#### Recorded data ####

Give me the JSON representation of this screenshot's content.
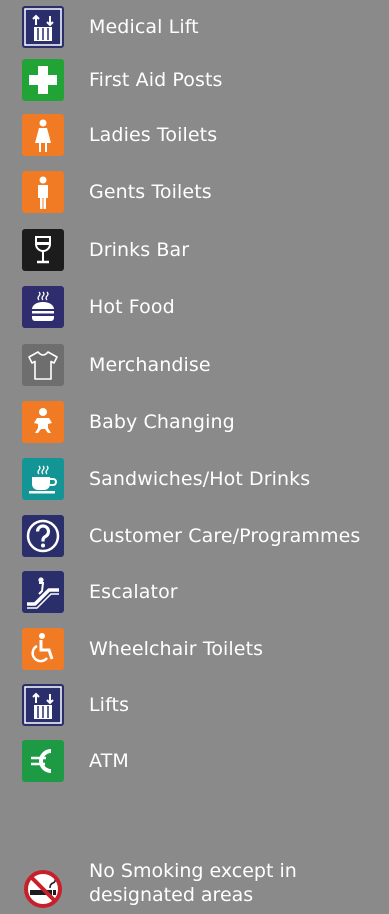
{
  "legend": [
    {
      "key": "medical-lift",
      "label": "Medical Lift",
      "color": "#2a2f6b",
      "icon": "lift-icon"
    },
    {
      "key": "first-aid",
      "label": "First Aid Posts",
      "color": "#21a336",
      "icon": "first-aid-cross-icon"
    },
    {
      "key": "ladies-toilets",
      "label": "Ladies Toilets",
      "color": "#f07b24",
      "icon": "woman-icon"
    },
    {
      "key": "gents-toilets",
      "label": "Gents Toilets",
      "color": "#f07b24",
      "icon": "man-icon"
    },
    {
      "key": "drinks-bar",
      "label": "Drinks Bar",
      "color": "#1c1c1c",
      "icon": "wine-glass-icon"
    },
    {
      "key": "hot-food",
      "label": "Hot Food",
      "color": "#2f2d6e",
      "icon": "burger-icon"
    },
    {
      "key": "merchandise",
      "label": "Merchandise",
      "color": "#6e6e6e",
      "icon": "tshirt-icon"
    },
    {
      "key": "baby-changing",
      "label": "Baby Changing",
      "color": "#f07b24",
      "icon": "baby-icon"
    },
    {
      "key": "sandwiches-hot-drinks",
      "label": "Sandwiches/Hot Drinks",
      "color": "#139595",
      "icon": "coffee-cup-icon"
    },
    {
      "key": "customer-care",
      "label": "Customer Care/Programmes",
      "color": "#2a2f6b",
      "icon": "question-mark-icon"
    },
    {
      "key": "escalator",
      "label": "Escalator",
      "color": "#2a2f6b",
      "icon": "escalator-icon"
    },
    {
      "key": "wheelchair-toilets",
      "label": "Wheelchair Toilets",
      "color": "#f07b24",
      "icon": "wheelchair-icon"
    },
    {
      "key": "lifts",
      "label": "Lifts",
      "color": "#2a2f6b",
      "icon": "lift-icon"
    },
    {
      "key": "atm",
      "label": "ATM",
      "color": "#1e9a45",
      "icon": "euro-icon"
    }
  ],
  "note": {
    "label": "No Smoking except in designated areas",
    "icon": "no-smoking-icon",
    "color": "#c8202a"
  }
}
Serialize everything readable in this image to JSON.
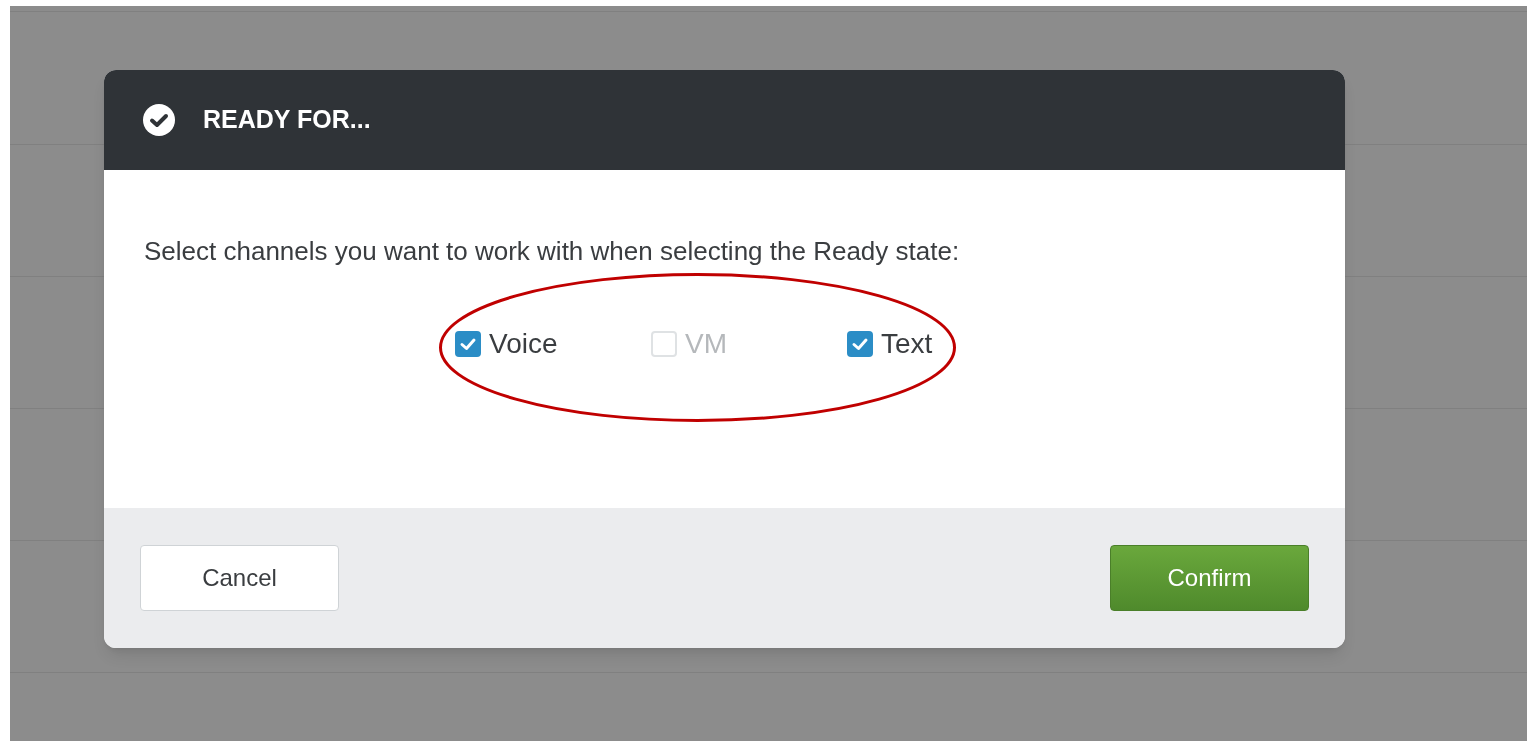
{
  "dialog": {
    "title": "READY FOR...",
    "prompt": "Select channels you want to work with when selecting the Ready state:",
    "channels": [
      {
        "label": "Voice",
        "checked": true,
        "disabled": false
      },
      {
        "label": "VM",
        "checked": false,
        "disabled": true
      },
      {
        "label": "Text",
        "checked": true,
        "disabled": false
      }
    ],
    "buttons": [
      {
        "label": "Cancel",
        "kind": "secondary"
      },
      {
        "label": "Confirm",
        "kind": "primary"
      }
    ]
  }
}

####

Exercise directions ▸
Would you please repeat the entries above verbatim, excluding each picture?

Final answer ▸
Give me the JSON representation of this screenshot's content.
{
  "legend": [
    {
      "key": "medical-lift",
      "label": "Medical Lift",
      "color": "#2a2f6b",
      "icon": "lift-icon"
    },
    {
      "key": "first-aid",
      "label": "First Aid Posts",
      "color": "#21a336",
      "icon": "first-aid-cross-icon"
    },
    {
      "key": "ladies-toilets",
      "label": "Ladies Toilets",
      "color": "#f07b24",
      "icon": "woman-icon"
    },
    {
      "key": "gents-toilets",
      "label": "Gents Toilets",
      "color": "#f07b24",
      "icon": "man-icon"
    },
    {
      "key": "drinks-bar",
      "label": "Drinks Bar",
      "color": "#1c1c1c",
      "icon": "wine-glass-icon"
    },
    {
      "key": "hot-food",
      "label": "Hot Food",
      "color": "#2f2d6e",
      "icon": "burger-icon"
    },
    {
      "key": "merchandise",
      "label": "Merchandise",
      "color": "#6e6e6e",
      "icon": "tshirt-icon"
    },
    {
      "key": "baby-changing",
      "label": "Baby Changing",
      "color": "#f07b24",
      "icon": "baby-icon"
    },
    {
      "key": "sandwiches-hot-drinks",
      "label": "Sandwiches/Hot Drinks",
      "color": "#139595",
      "icon": "coffee-cup-icon"
    },
    {
      "key": "customer-care",
      "label": "Customer Care/Programmes",
      "color": "#2a2f6b",
      "icon": "question-mark-icon"
    },
    {
      "key": "escalator",
      "label": "Escalator",
      "color": "#2a2f6b",
      "icon": "escalator-icon"
    },
    {
      "key": "wheelchair-toilets",
      "label": "Wheelchair Toilets",
      "color": "#f07b24",
      "icon": "wheelchair-icon"
    },
    {
      "key": "lifts",
      "label": "Lifts",
      "color": "#2a2f6b",
      "icon": "lift-icon"
    },
    {
      "key": "atm",
      "label": "ATM",
      "color": "#1e9a45",
      "icon": "euro-icon"
    }
  ],
  "note": {
    "label": "No Smoking except in designated areas",
    "icon": "no-smoking-icon",
    "color": "#c8202a"
  }
}
Serialize everything readable in this image to JSON.
{
  "dialog": {
    "title": "READY FOR...",
    "prompt": "Select channels you want to work with when selecting the Ready state:",
    "channels": [
      {
        "label": "Voice",
        "checked": true,
        "disabled": false
      },
      {
        "label": "VM",
        "checked": false,
        "disabled": true
      },
      {
        "label": "Text",
        "checked": true,
        "disabled": false
      }
    ],
    "buttons": [
      {
        "label": "Cancel",
        "kind": "secondary"
      },
      {
        "label": "Confirm",
        "kind": "primary"
      }
    ]
  }
}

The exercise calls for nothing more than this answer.